Task requirements:
Reproduce exactly the run of lines that begins with the one containing "Serialize everything readable" and ends with the last line of the records, omitting pictures.

Supplied data:
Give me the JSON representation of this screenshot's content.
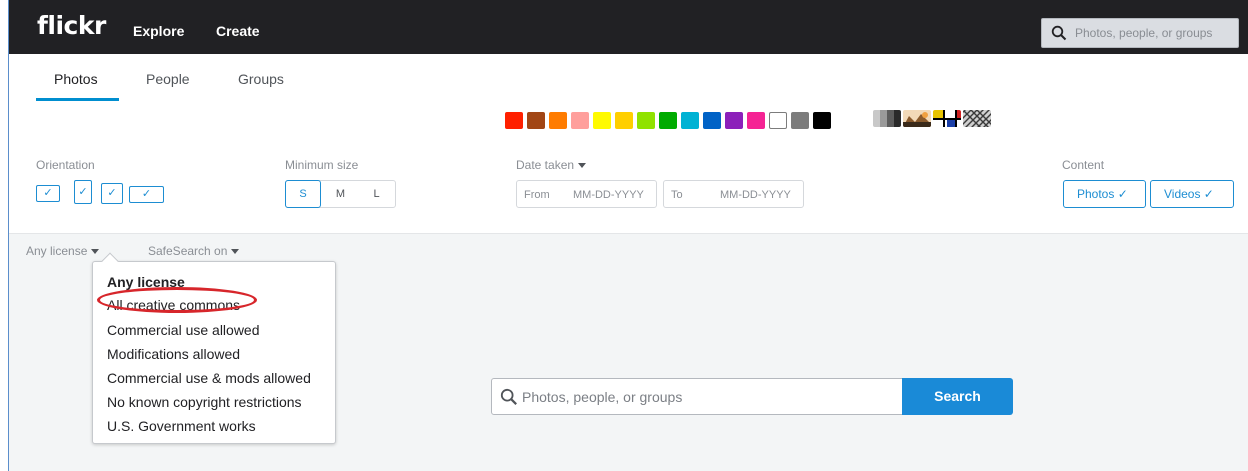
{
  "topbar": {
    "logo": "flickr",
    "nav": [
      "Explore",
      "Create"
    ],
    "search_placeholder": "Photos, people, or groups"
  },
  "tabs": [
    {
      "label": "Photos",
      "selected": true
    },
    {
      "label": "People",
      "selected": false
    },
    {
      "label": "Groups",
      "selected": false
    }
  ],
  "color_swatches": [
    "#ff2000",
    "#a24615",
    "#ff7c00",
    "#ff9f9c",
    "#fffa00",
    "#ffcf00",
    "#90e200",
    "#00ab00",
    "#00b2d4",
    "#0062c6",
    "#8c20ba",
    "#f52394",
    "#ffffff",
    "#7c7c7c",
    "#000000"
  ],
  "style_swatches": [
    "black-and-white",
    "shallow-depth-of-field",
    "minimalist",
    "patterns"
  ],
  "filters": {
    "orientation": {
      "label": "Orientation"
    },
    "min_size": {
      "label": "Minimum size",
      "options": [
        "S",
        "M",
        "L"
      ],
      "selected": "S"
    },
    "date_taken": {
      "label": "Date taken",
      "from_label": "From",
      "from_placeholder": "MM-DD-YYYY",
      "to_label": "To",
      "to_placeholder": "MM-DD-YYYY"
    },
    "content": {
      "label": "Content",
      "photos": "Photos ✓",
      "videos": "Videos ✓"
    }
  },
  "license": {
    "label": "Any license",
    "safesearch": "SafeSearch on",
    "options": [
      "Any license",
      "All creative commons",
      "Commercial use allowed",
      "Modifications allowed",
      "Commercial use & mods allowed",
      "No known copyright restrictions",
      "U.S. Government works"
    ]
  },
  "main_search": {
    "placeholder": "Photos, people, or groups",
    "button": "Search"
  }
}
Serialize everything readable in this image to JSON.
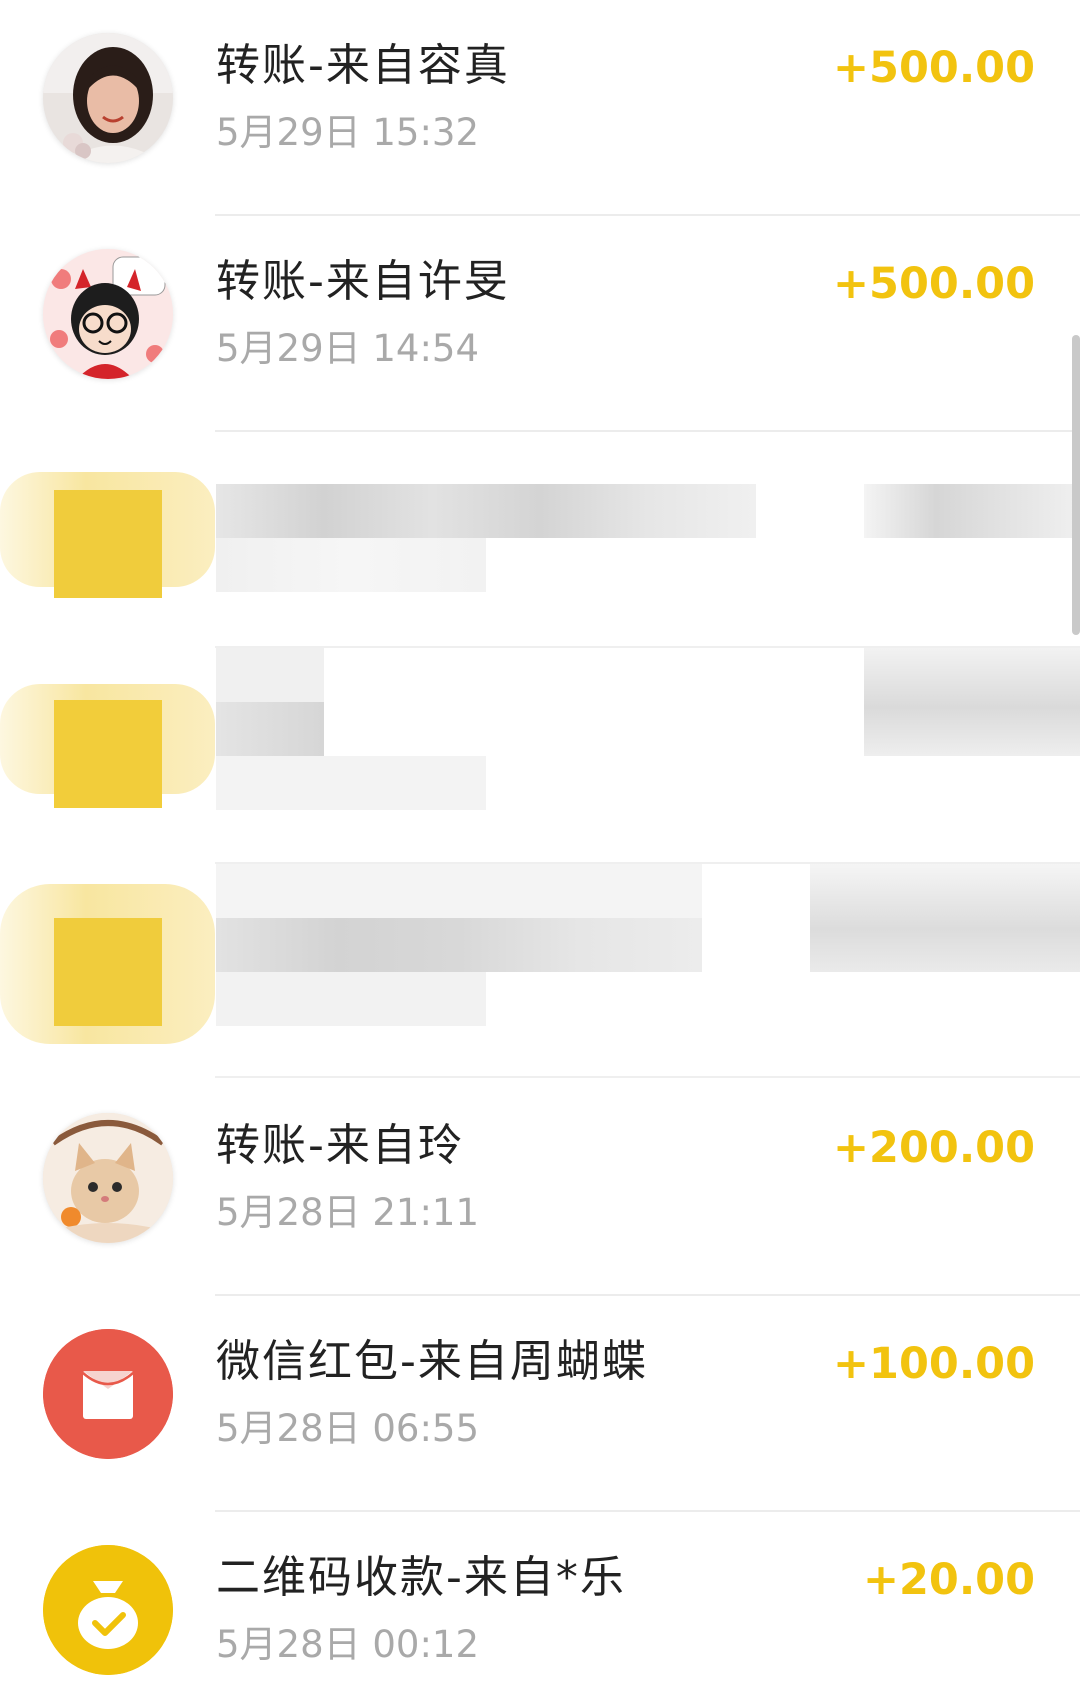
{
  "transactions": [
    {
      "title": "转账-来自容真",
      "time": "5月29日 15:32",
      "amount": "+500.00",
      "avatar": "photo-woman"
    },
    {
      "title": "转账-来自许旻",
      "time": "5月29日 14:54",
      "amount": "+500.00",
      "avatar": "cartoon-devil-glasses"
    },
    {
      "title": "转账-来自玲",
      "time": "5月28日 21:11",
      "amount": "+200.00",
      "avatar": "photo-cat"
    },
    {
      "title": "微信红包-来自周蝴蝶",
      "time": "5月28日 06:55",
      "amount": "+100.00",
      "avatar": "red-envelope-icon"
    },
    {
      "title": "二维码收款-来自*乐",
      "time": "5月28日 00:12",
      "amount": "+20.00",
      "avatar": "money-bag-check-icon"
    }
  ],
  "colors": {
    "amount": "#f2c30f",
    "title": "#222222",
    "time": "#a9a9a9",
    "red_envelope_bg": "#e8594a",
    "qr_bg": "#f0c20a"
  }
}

Reply to the task:
Serialize everything readable in this image to JSON.
{
  "transactions": [
    {
      "title": "转账-来自容真",
      "time": "5月29日 15:32",
      "amount": "+500.00",
      "avatar": "photo-woman"
    },
    {
      "title": "转账-来自许旻",
      "time": "5月29日 14:54",
      "amount": "+500.00",
      "avatar": "cartoon-devil-glasses"
    },
    {
      "title": "转账-来自玲",
      "time": "5月28日 21:11",
      "amount": "+200.00",
      "avatar": "photo-cat"
    },
    {
      "title": "微信红包-来自周蝴蝶",
      "time": "5月28日 06:55",
      "amount": "+100.00",
      "avatar": "red-envelope-icon"
    },
    {
      "title": "二维码收款-来自*乐",
      "time": "5月28日 00:12",
      "amount": "+20.00",
      "avatar": "money-bag-check-icon"
    }
  ],
  "colors": {
    "amount": "#f2c30f",
    "title": "#222222",
    "time": "#a9a9a9",
    "red_envelope_bg": "#e8594a",
    "qr_bg": "#f0c20a"
  }
}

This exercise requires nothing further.